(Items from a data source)
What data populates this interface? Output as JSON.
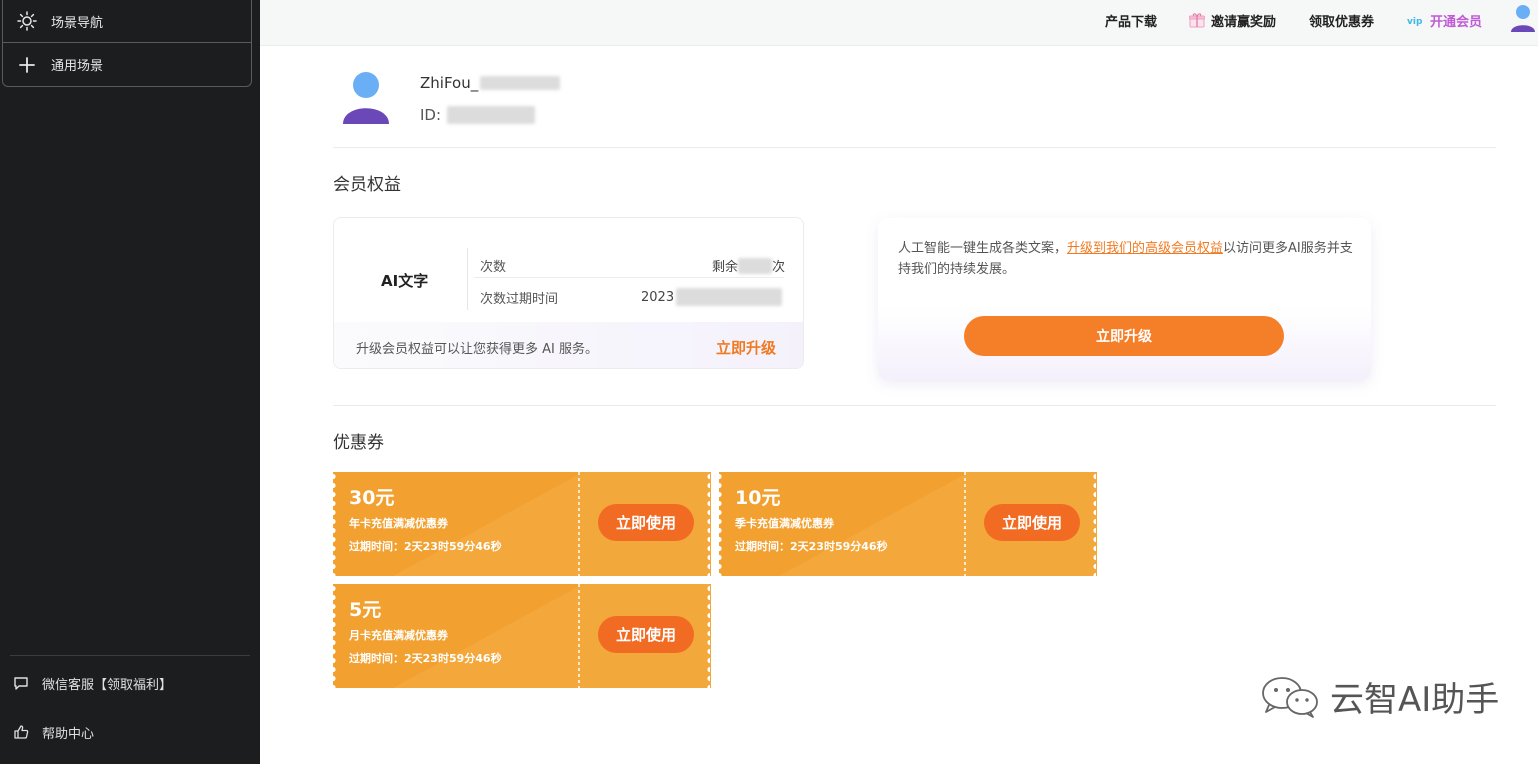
{
  "sidebar": {
    "nav_items": [
      {
        "label": "场景导航",
        "icon": "sun-icon"
      },
      {
        "label": "通用场景",
        "icon": "plus-icon"
      }
    ],
    "bottom_items": [
      {
        "label": "微信客服【领取福利】",
        "icon": "chat-icon"
      },
      {
        "label": "帮助中心",
        "icon": "thumbs-up-icon"
      }
    ]
  },
  "topbar": {
    "download": "产品下载",
    "invite": "邀请赢奖励",
    "coupon": "领取优惠券",
    "vip": "开通会员",
    "vip_color": "#c05ad6"
  },
  "profile": {
    "username_prefix": "ZhiFou_",
    "id_label": "ID:"
  },
  "membership": {
    "title": "会员权益",
    "product": "AI文字",
    "count_label": "次数",
    "remaining_prefix": "剩余",
    "remaining_suffix": "次",
    "expiry_label": "次数过期时间",
    "expiry_value_prefix": "2023",
    "bottom_text": "升级会员权益可以让您获得更多 AI 服务。",
    "upgrade_link": "立即升级",
    "accent_color": "#f07a22"
  },
  "promo": {
    "text_before": "人工智能一键生成各类文案，",
    "link": "升级到我们的高级会员权益",
    "text_after": "以访问更多AI服务并支持我们的持续发展。",
    "button": "立即升级",
    "button_color": "#f57e28"
  },
  "coupons": {
    "title": "优惠券",
    "items": [
      {
        "amount": "30元",
        "desc": "年卡充值满减优惠券",
        "expiry": "过期时间：2天23时59分46秒",
        "button": "立即使用"
      },
      {
        "amount": "10元",
        "desc": "季卡充值满减优惠券",
        "expiry": "过期时间：2天23时59分46秒",
        "button": "立即使用"
      },
      {
        "amount": "5元",
        "desc": "月卡充值满减优惠券",
        "expiry": "过期时间：2天23时59分46秒",
        "button": "立即使用"
      }
    ],
    "coupon_color": "#f2a030"
  },
  "watermark": {
    "text": "云智AI助手",
    "icon": "wechat-icon"
  }
}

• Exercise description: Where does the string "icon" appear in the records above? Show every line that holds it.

• Response to this task:
        "icon": "sun-icon"
        "icon": "plus-icon"
        "icon": "chat-icon"
        "icon": "thumbs-up-icon"
    "icon": "wechat-icon"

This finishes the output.